One of the most common reasons for entering the healthcare field is job security. We’ve compiled 3 interesting NYC healthcare career stats that explain why job security is so great in the healthcare industry.
10% of Employed New Yorkers Work in Healthcare
That’s 894,190 people! Really, it’s even more people because this sector is experiencing growth, so the stats are pretty much outdated as soon as they are published. New York is ranked #9 in the country for the overall percentage of healthcare workers, primarily due to a strong job market and well-trained workers.
Technology Isn’t Stealing Jobs; It’s Creating Them
Ask most people what technology is doing to jobs, and you’ll get a post-apocalyptic explanation of how the robots and machines are going to replace us all, but when it comes to the healthcare industry, technology actually creates employment opportunities. While advanced technologies have definitely changed the way things are done, the human element has not disappeared from healthcare. Somebody has to run the machines, and new technologies have led to new elective medical procedures, such as laser eye surgery and joint replacement surgery. As technology continues to advance, more and more skilled workers will need to fill the new skill areas created.

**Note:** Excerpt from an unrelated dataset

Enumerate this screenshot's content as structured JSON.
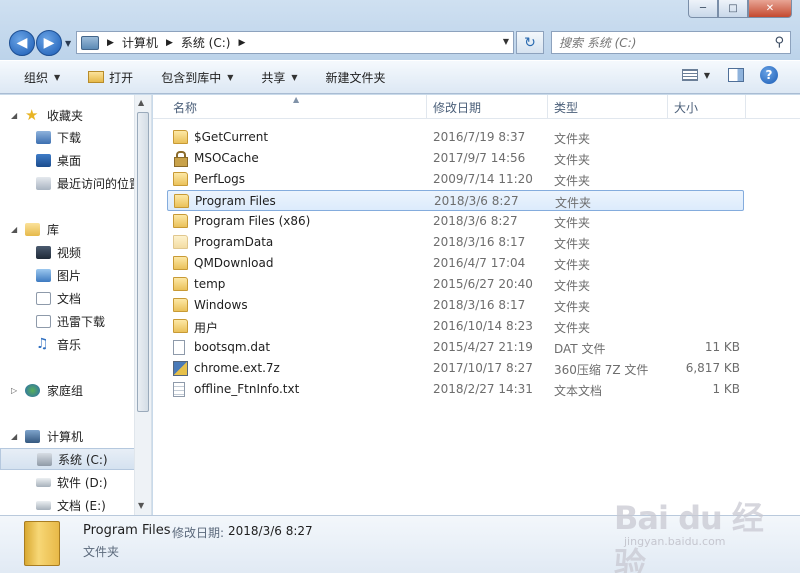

28,500 New Education and Healthcare Jobs Were Added in 2017
The healthcare field is growing, and it makes sense. We have an aging population, and since healthcare is driven more by demographics than economic conditions, healthcare occupations are expected to grow in demand over the next decade or two. The average person has 9.2 surgeries in his or her life, many of them in the later years, and surgeries aren’t the only health need that increases as people age. Long-term care, hospice, general illnesses, and emergency procedures are more frequent, as well.
These interesting healthcare career stats in NYC help explain why healthcare jobs are so secure. If you are interested in joining the 10% of New Yorkers working in healthcare, check out our flexible and quick courses, many of which can be completed in less than a few months (and as little as a few weeks).